Collaborator: Drs. Kugathasan, Pedroza
IBD affects ~1.6 million Americans, including as many as 80,000 children. Since IBD is a lifelong disease, often treated with intense immunosuppressive therapies, a firm diagnosis supported by endoscopically obtained tissue biopsies and histology is necessary for diagnosis. Since endoscopy is invasive, there is a need for non-invasive markers of clinical activity. Although serological testing appears promising in IBD stratification, stool biomarkers hold great promise as a non-invasive test, as stool is closer to the site of pathology and inflammation in IBD, and stool testing can be repeated as often as needed. With this goal in mind, we carried out an unbiased aptamer-based screen of 1129 stool proteins in IBD. This screen revealed several potential candidates and protein panels with superior predictive potential and clinical utility, both in cross-sectional and longitudinal cohorts of IBD patients. As shown in the figure, several of the identified stool proteins outperform current diagnostic tests in tracking disease activity over time, in a cohort of 50 IBD patients examined over 4 follow-up time points.
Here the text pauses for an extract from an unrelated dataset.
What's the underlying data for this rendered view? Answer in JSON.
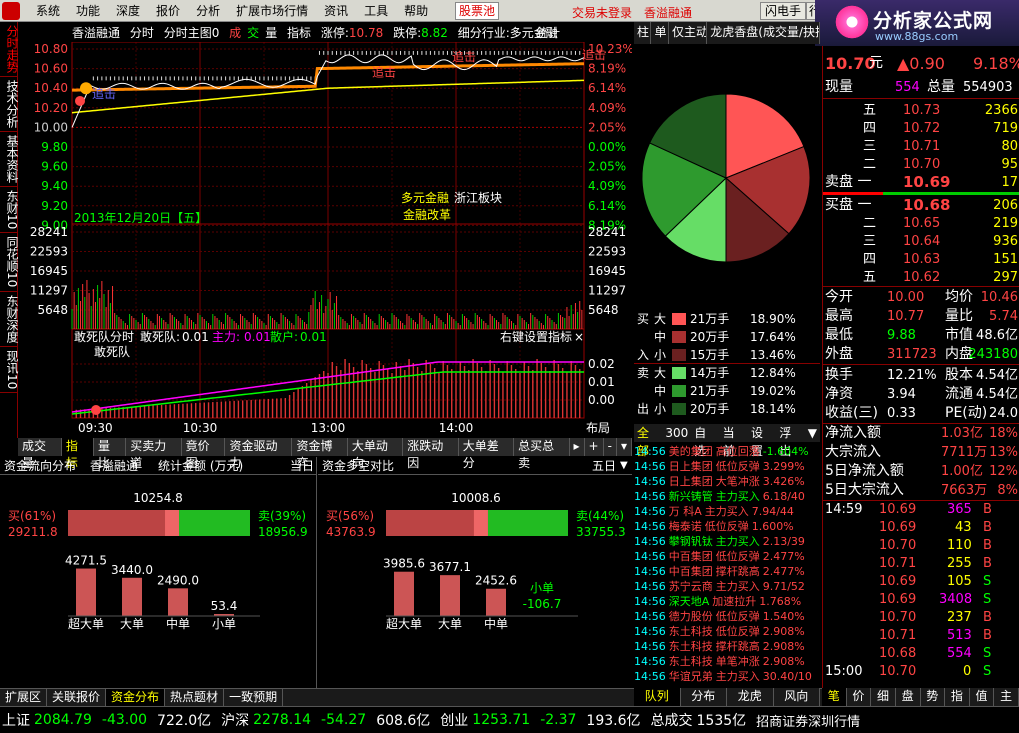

What is already known in the field?
- Close monitoring of disease and prompt treatment is beneficial in IBD.
- Fecal calprotectin is currently used as a biomarker in IBD, but is not optimal
- Stool tests have potential in monitoring gastrointestinal diseases, but are under-utilized.
What is new?
- Screening of >1000 stool proteins in IBD is novel.
- The platform used for proteomic screening, composed of a library of aptamers, is novel.
- The proteins uncovered using this novel platform are also novel, having superior diagnostic potential.
Why is this important?
- Since endoscopy is invasive, there is a need for non-invasive markers of clinical activity in IBD. Fecal calprotectin is currently used as a biomarker in IBD, but is sub-optimal. Hence there is an urgent need to identify non-invasive biomarkers with superior disease predictive potential.
- Since stool proteins may arise directly from intestinal lesions in IBD, they may shed light on disease pathogenesis mechanisms, and point to novel therapeutic targets for IBD.
- Validation of these stool proteins in additional IBD cohorts, both in pediatric and adult Crohn’s Disease and Ulcerative Colitis.
- Randomized clinical trials using these stool biomarkers as indices to monitor treatment response are warranted.
- Applying larger screening platforms to identify and incorporate additional protein biomarkers with predictive potential in IBD
- Generation of easy to use point of care tests to monitor stool biomarkers in IBD